We knew that one of the key things for us this trip would flexibility. With such spectacular scenery, we knew there was the possibility that Mr Fletche would want sunrise or sunsets, or just to return to some of our favourite spots. Grindelwald and the Lauterbrunnen Valley being cases in point. So relying on trains just wouldn’t have worked for us.
But at the same time, we did use the trains occasionally – we wouldn’t have been able to get to the car-free towns Gimmelwald, Murren or Wengen otherwise. And of course, getting to Jungfraujoch would have been pretty difficult without the train journey. Being up a big mountain and all that.
Looking for more Switzerland blogs? How about our visit to Harder Kulm, Interlaken’s “house” mountain?
We didn’t realise when we booked our accommodation that it would be about as far from the train station as possible whilst still being in the same town. Or that our accommodation was up a flippin’ big hill. Or that the temperatures would be 30 degrees plus.
We did valiantly do the walk from the station a couple of times at the start of the holiday, but it became so much easier to jump in the car when we needed to visit somewhere. Lazy maybe, but we wanted to do our hiking in magnificent valleys, not through the residential areas of Wilderswil.
The Swiss drive on the right hand side of the side (which as we Brits know is actually the wrong side of the road). Mr Fletche is a dab hand at this now. We drove in summer but if you’re planning a winter trip make sure you check on regulations regarding winter tyres and snow chains.
Our journey from Geneva to Interlaken was almost entirely on main dual carriageway roads and motorway. There are a lot of long tunnels as the roads have been built directly through mountains. You require a toll pass (a vignette) to drive on the motorway system, but your car rental company should automatically supply this. Of course, it’s a very different style of driving if you choose to drive any of the mountain passes, with their winding roads and steep drop-offs. Make sure you check online for info about mountain passes – we were sadly a couple of days too early for the Grimsel and Furka Pass openings.
There are very very strict speed restrictions in Switzerland, with just a 3km per hour tolerance. Standard limits are 120km/h on motorways, 100km/h on highways, 50km/h in built up areas and 80km/h on other roads. Pay attention to these.
Looking for more Switzerland blogs? You can read more about our day exploring the lakes Thun and Brienz here
Those pesky speed limits. Despite being careful to religiously obey the signs at all times, we’ve recently received three separate speeding fines, all obtained over a 24 hour period.

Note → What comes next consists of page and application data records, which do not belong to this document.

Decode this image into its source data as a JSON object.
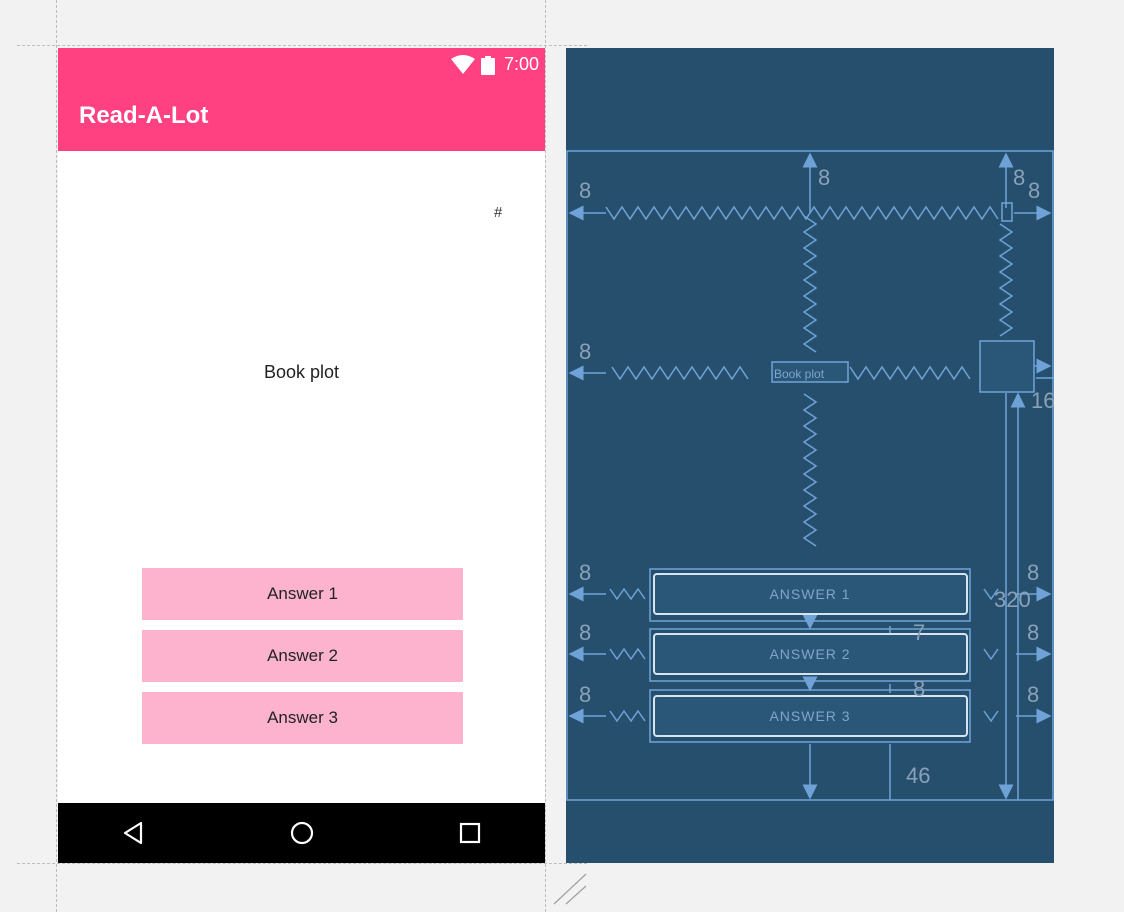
{
  "status_bar": {
    "time": "7:00",
    "wifi_icon": "wifi-icon",
    "battery_icon": "battery-icon"
  },
  "app_bar": {
    "title": "Read-A-Lot"
  },
  "content": {
    "hash_label": "#",
    "book_plot": "Book plot"
  },
  "answers": [
    {
      "label": "Answer 1"
    },
    {
      "label": "Answer 2"
    },
    {
      "label": "Answer 3"
    }
  ],
  "nav_bar": {
    "back_icon": "back-icon",
    "home_icon": "home-icon",
    "recents_icon": "recents-icon"
  },
  "blueprint": {
    "margins": {
      "top_center": "8",
      "top_right": "8",
      "left_row1": "8",
      "right_row1": "8",
      "left_book": "8",
      "right_16": "16",
      "left_a1": "8",
      "left_a2": "8",
      "left_a3": "8",
      "right_a1": "8",
      "right_a2": "8",
      "right_a3": "8",
      "side_320": "320",
      "gap_7": "7",
      "gap_8": "8",
      "bottom_46": "46"
    },
    "book_plot": "Book plot",
    "answers": [
      "ANSWER 1",
      "ANSWER 2",
      "ANSWER 3"
    ]
  },
  "colors": {
    "accent": "#ff4081",
    "button": "#fdb3cd",
    "blueprint_bg": "#264f6e",
    "blueprint_line": "#6fa3d8"
  }
}
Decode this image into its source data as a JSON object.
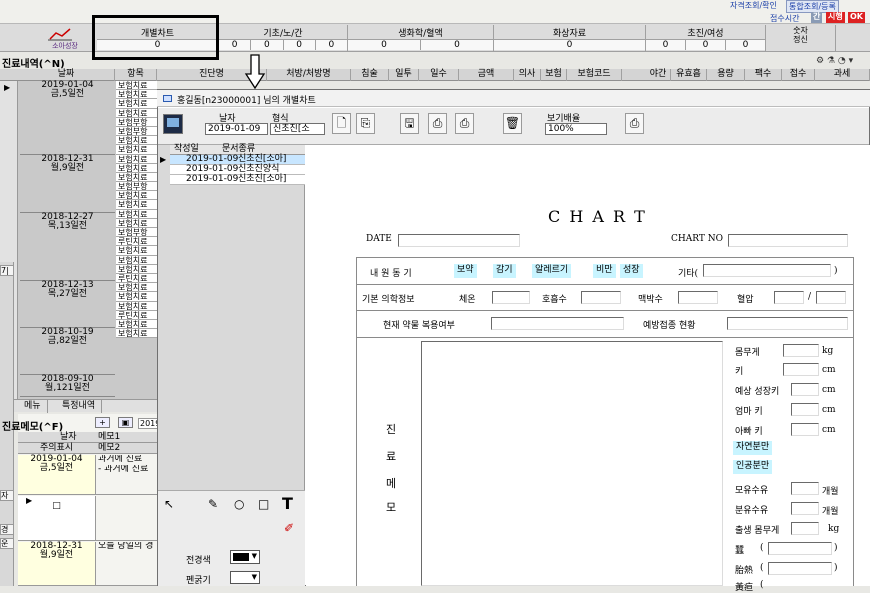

That’s 300 euro in speeding fines. Which suddenly makes our decision to opt for a rental car for financial reasons look a bit silly. Mr Fletche is no Lewis Hamilton, so we can only think that these infractions were incurred in an area of transition between speed limits. No excuses though. We’ve paid our fine as memories of Vermont came flooding back. Next time we drive abroad we’ll be sticking to 5km per hour below the posted limit and using cruise control.
On the whole, driving in Switzerland was the best option for us. It allowed us to travel to our own schedule, throw whatever we liked in the boot and make regular stop-offs on our journeys if we saw a destination that took our fancy. To purchase a Swiss travel pass for the entire duration of our trip would have set us back £340 each, so even with the fines, fuel and parking it still cost us less to drive. Although Mr Fletche is threatening to make me drive next time.